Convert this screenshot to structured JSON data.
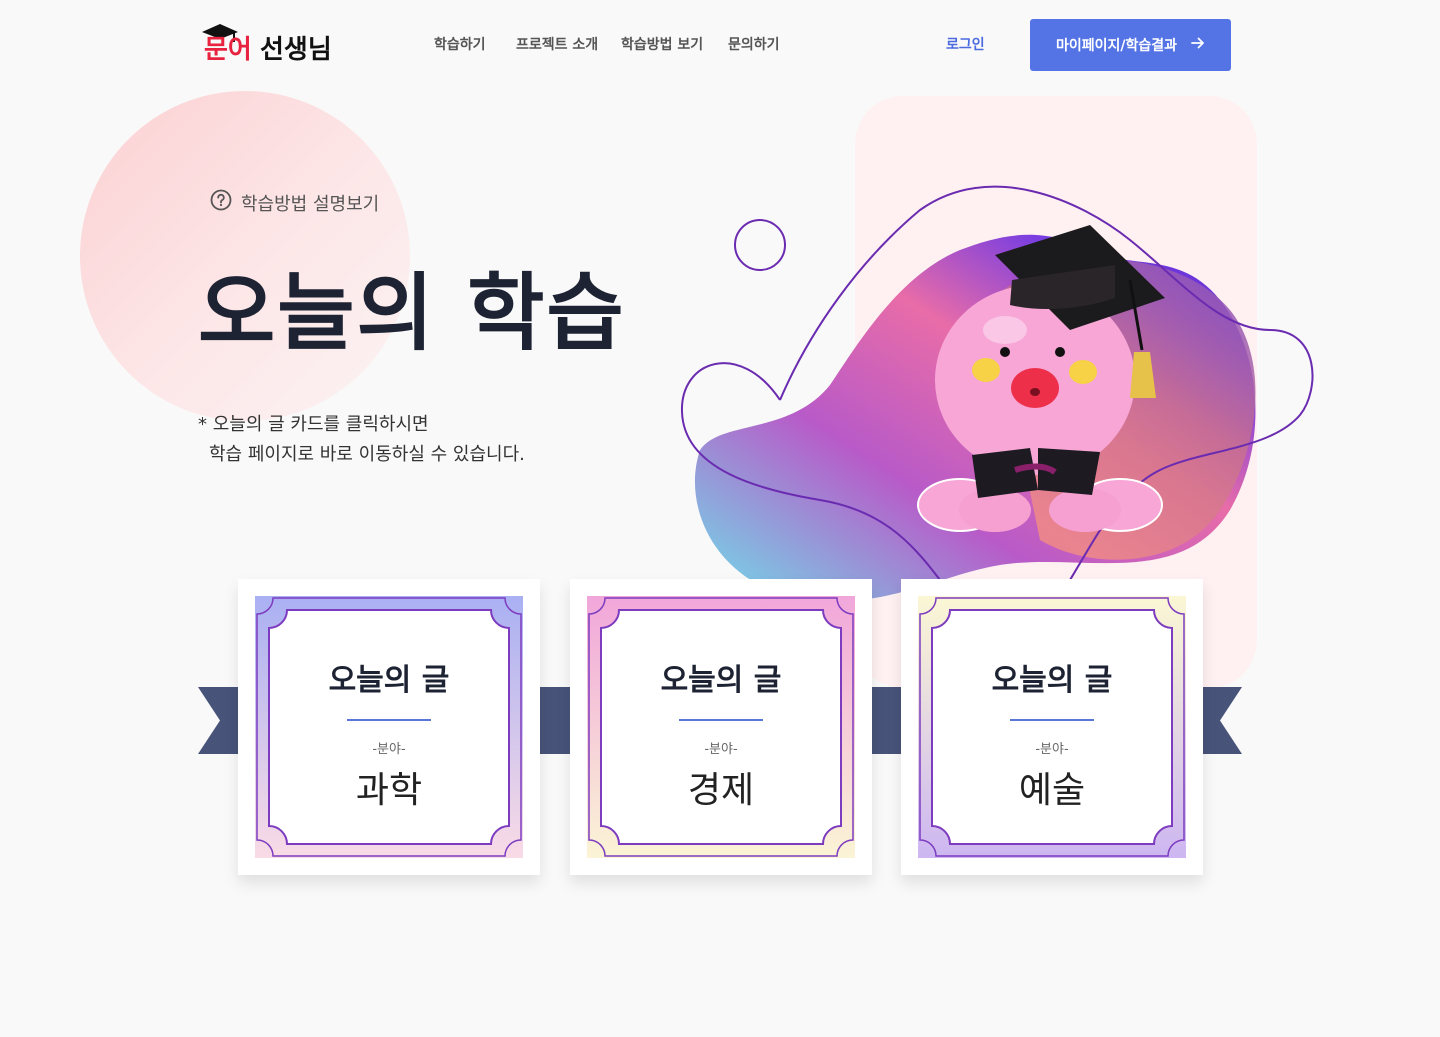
{
  "header": {
    "logo_text": "문어 선생님",
    "nav": [
      "학습하기",
      "프로젝트 소개",
      "학습방법 보기",
      "문의하기"
    ],
    "login_label": "로그인",
    "mypage_label": "마이페이지/학습결과"
  },
  "hero": {
    "help_label": "학습방법 설명보기",
    "title": "오늘의 학습",
    "desc_line1": "* 오늘의 글 카드를 클릭하시면",
    "desc_line2": "학습 페이지로 바로 이동하실 수 있습니다."
  },
  "cards": [
    {
      "title": "오늘의 글",
      "label": "-분야-",
      "field": "과학"
    },
    {
      "title": "오늘의 글",
      "label": "-분야-",
      "field": "경제"
    },
    {
      "title": "오늘의 글",
      "label": "-분야-",
      "field": "예술"
    }
  ],
  "colors": {
    "accent": "#5474e6",
    "ribbon": "#475379",
    "octopus": "#f7a6d6",
    "outline": "#6a2bb0"
  }
}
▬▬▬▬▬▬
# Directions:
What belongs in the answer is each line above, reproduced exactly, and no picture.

# Answer area:
Convert this screenshot to structured JSON data.
{
  "header": {
    "logo_text": "문어 선생님",
    "nav": [
      "학습하기",
      "프로젝트 소개",
      "학습방법 보기",
      "문의하기"
    ],
    "login_label": "로그인",
    "mypage_label": "마이페이지/학습결과"
  },
  "hero": {
    "help_label": "학습방법 설명보기",
    "title": "오늘의 학습",
    "desc_line1": "* 오늘의 글 카드를 클릭하시면",
    "desc_line2": "학습 페이지로 바로 이동하실 수 있습니다."
  },
  "cards": [
    {
      "title": "오늘의 글",
      "label": "-분야-",
      "field": "과학"
    },
    {
      "title": "오늘의 글",
      "label": "-분야-",
      "field": "경제"
    },
    {
      "title": "오늘의 글",
      "label": "-분야-",
      "field": "예술"
    }
  ],
  "colors": {
    "accent": "#5474e6",
    "ribbon": "#475379",
    "octopus": "#f7a6d6",
    "outline": "#6a2bb0"
  }
}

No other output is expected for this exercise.